● WHAT YOU NEED TO DO:
Go through the records that follow and tally the lines with "History" in them; answer with the number alone.

+++

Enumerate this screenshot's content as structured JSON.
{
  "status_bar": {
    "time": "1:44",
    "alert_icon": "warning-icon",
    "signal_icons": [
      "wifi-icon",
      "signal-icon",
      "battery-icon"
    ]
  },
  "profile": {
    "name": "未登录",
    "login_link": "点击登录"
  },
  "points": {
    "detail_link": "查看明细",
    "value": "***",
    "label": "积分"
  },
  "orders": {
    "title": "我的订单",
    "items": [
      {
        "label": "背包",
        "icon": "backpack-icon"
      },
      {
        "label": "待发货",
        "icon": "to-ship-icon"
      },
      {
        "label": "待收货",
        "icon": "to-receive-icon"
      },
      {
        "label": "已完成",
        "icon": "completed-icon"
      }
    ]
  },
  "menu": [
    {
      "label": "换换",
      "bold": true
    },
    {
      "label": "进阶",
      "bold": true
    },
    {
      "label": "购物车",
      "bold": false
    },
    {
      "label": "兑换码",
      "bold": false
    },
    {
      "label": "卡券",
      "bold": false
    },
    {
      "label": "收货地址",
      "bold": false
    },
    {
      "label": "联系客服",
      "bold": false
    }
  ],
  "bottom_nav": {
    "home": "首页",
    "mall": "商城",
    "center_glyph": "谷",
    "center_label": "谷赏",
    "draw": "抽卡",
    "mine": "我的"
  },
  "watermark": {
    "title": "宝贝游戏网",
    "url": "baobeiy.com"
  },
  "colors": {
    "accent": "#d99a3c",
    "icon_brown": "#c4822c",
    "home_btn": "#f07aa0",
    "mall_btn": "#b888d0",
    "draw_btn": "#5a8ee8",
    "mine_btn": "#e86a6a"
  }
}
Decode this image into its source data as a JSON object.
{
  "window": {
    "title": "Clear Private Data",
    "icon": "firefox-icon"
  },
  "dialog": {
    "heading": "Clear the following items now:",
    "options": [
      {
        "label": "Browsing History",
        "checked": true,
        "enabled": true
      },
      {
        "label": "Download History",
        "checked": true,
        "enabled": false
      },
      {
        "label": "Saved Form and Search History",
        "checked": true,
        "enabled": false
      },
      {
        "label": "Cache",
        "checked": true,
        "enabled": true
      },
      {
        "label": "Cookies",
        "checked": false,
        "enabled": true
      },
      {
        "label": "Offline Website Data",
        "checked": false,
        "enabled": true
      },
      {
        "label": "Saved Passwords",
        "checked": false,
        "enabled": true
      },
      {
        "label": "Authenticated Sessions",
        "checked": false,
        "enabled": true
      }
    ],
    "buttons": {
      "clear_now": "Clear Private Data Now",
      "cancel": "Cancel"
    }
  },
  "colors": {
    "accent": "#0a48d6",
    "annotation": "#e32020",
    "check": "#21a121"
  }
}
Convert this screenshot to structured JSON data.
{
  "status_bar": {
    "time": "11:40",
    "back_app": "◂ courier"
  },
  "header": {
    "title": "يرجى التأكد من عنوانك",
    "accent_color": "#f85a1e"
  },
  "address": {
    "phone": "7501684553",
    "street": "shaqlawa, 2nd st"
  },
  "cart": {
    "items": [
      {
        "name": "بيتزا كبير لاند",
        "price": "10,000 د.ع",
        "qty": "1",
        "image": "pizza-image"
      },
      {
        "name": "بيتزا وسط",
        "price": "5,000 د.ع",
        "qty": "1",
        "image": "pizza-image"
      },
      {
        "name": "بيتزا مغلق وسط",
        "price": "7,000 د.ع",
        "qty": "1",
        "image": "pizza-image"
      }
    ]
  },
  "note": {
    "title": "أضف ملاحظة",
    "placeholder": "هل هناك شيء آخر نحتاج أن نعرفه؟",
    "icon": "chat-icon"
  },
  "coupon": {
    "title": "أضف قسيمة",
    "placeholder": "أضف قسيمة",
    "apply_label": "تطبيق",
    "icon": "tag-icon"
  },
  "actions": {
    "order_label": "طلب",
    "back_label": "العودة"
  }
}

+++

● ANSWER SPACE:
3